In his 1906 critical analysis, The Poetry and Philosophy of George Meredith, George Macaulay Trevelyan, noted Victorian critic, (3) devotes seven pages of text to summarizing "The Day of the Daughter of Hades." While his annotations interspersed with long quotes from the poem help the reader to gain a better understanding of this complicated poem, his unease with critically engaging the text suggests that the poem is solely important in terms of its plot and narrative qualities.
These previous settlers included her father-in-law, George Meredith, and her husband Charles, who from an early age had been set to work on his father's property.

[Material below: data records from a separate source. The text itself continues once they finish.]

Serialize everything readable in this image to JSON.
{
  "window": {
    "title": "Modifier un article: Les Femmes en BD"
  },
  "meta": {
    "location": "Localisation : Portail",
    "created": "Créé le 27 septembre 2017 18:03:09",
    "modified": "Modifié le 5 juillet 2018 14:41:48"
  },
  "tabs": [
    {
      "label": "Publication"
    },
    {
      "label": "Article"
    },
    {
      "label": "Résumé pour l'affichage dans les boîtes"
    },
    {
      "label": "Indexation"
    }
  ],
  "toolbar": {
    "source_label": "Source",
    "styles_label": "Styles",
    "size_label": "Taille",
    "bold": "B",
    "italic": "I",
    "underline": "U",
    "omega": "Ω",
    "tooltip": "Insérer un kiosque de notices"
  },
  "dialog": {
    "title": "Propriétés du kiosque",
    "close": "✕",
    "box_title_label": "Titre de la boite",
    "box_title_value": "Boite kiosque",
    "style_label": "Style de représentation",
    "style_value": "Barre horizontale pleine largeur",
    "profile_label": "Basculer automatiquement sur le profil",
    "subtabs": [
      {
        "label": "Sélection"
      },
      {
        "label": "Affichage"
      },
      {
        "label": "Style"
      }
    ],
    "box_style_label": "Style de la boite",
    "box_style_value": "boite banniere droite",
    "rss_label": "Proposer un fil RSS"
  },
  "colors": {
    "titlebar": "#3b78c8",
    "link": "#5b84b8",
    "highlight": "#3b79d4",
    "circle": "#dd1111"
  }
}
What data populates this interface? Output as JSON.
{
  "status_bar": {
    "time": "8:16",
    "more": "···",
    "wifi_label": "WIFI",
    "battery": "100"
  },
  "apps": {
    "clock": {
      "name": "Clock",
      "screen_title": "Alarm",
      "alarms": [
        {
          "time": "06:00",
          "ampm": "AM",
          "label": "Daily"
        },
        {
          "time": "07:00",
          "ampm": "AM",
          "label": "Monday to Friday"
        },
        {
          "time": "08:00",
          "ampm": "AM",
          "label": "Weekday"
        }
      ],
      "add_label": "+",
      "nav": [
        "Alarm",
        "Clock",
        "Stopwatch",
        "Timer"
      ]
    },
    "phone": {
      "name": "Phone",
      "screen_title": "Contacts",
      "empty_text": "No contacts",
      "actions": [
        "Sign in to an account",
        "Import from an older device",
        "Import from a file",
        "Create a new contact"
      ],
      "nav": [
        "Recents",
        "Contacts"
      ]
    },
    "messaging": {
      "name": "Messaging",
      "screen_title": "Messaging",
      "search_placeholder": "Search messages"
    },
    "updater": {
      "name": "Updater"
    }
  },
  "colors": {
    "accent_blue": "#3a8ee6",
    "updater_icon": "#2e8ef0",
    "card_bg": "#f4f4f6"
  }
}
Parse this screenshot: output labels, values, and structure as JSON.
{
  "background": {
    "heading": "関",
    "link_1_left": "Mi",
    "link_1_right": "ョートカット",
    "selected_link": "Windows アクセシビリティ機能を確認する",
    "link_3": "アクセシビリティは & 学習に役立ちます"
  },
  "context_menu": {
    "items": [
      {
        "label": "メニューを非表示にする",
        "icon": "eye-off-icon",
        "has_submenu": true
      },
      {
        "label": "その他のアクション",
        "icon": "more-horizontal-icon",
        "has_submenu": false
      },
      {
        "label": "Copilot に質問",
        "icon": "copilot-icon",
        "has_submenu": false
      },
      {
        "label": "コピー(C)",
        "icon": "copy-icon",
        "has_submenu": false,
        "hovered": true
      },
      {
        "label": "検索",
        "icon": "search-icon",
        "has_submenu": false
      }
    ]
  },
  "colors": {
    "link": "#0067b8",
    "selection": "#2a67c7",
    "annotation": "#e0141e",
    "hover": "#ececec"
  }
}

George Meredith's Modern Love was condemned with such virulence when it first appeared in 1862 that it came to be seen as a threat to the moral well-being of the nation.
One boy, a George Meredith, chose the theatre for his subject and I will remember his opening line - 'It looks like a factory from afar.' He received no marks and a right rollicking from the master but I've remembered and agreed with him every time I have visited the theatre since.
Foote clearly influenced George Meredith. In Hardy's Jude Marsh finds echoes of both Foote and Thomas Pooley, a genuinely obscure Cornish laborer jailed for blasphemy.
As George Meredith put it so well in The Ordeal of Richard Feverel, "Kissing don't last: Cookery do!"
The Amazing Victorian: A Life of George Meredith. Mervyn Jones.
Adventurous George Meredith, 12, tumbled more than 200ft after slipping as he attempted a dangerous climb.
Harman's next subject, George Meredith, might not seem to qualify as a male author of a "feminine political novel." But Harman's title refers to works that portray women's struggles in the public sphere.
The reputation of George Meredith remains uncertain.